Science, Vol 309, Issue 5734, 556-557 , 22 July 2005
Science, Letters

"Intelligent" Design versus Evolution

Donald Kennedy's Editorial ("Twilight for the enlightement?", 8 Apr., p. 165) highlights how ineffective the scientific community has been in the battle for the minds of the American public. Arguing details of scientific facts before this audience has been largely unproductive. Perhaps it is time to take a lesson from recent political campaigns: Instead of defending your position, attack a weakness of the opposition and repeat (again and again), with a modicum of humor. The following script has been effective in dealing verbally with creationists/intelligent design adherents.

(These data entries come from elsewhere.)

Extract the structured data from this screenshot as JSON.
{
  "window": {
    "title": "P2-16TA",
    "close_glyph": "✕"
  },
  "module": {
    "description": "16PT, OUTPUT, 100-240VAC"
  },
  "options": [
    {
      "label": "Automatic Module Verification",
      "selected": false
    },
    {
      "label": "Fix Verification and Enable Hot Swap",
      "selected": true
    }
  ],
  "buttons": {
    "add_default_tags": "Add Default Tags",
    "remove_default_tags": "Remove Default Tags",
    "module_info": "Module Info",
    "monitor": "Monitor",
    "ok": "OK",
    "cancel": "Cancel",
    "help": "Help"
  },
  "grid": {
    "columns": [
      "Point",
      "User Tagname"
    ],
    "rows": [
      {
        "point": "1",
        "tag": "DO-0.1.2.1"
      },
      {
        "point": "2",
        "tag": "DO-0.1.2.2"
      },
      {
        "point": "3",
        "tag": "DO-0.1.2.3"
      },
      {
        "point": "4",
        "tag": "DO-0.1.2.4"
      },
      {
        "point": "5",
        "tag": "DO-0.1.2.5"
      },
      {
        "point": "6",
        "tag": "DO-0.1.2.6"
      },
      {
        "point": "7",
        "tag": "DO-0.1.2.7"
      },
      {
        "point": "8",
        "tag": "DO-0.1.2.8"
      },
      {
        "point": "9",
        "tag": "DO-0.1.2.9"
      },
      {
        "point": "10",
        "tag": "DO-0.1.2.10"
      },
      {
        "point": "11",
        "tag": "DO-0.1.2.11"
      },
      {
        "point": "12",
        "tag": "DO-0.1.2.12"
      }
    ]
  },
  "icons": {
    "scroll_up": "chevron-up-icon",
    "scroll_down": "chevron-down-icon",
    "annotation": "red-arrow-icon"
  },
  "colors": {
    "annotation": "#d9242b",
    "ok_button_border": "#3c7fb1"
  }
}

"You have a philosophic choice between evolution or belief in ID, so called intelligent design. But even a first-year engineering student would be embarrassed to have designed your lower back with the extreme bend that allows you to stand erect even though your pelvis slants forward for knuckle-dragging like all our near relatives. You probably have had braces or wisdom teeth extracted because there are too many teeth for the size of your mouth. Then there are your sinuses, with a flawed drainage system that would provoke laughter from a plumber. Yet evolution provides a ready and rational explanation for all these design failures: by progressive changes into an erect posture, by shortening of a mammalian muzzle into a face, and by expansion of our large brains to crowd the facial bones. So take your choice: Do you prefer evolution or an ID whose letters may as well stand for Incompetent Design?"

After a bit of flustering, the ID adherent usually mumbles something about our inability to know the mind of God. The reply: "Indeed, ID is not science but religion and should be taught as such."

These simple facts need little explanation, bring evolution to a personal level, and leave the ID adherent on the defensive, all with a bit of humor. Others may wish to try it.

Donald U. Wise
Department of Geosciences
University of Massachusetts
Amherst, MA 01003, USA.